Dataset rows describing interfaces
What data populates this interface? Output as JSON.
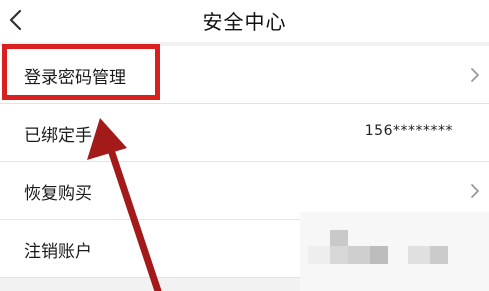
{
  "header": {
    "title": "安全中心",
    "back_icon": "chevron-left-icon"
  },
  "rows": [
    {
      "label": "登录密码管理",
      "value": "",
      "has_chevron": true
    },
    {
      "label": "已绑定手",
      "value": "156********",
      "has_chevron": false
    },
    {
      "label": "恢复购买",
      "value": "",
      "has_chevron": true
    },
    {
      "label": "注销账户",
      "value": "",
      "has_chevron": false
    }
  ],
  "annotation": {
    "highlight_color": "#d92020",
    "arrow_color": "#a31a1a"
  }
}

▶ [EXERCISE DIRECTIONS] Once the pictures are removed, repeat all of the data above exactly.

▶ [YOUR SOLUTION]
What data populates this interface? Output as JSON.
{
  "header": {
    "title": "安全中心",
    "back_icon": "chevron-left-icon"
  },
  "rows": [
    {
      "label": "登录密码管理",
      "value": "",
      "has_chevron": true
    },
    {
      "label": "已绑定手",
      "value": "156********",
      "has_chevron": false
    },
    {
      "label": "恢复购买",
      "value": "",
      "has_chevron": true
    },
    {
      "label": "注销账户",
      "value": "",
      "has_chevron": false
    }
  ],
  "annotation": {
    "highlight_color": "#d92020",
    "arrow_color": "#a31a1a"
  }
}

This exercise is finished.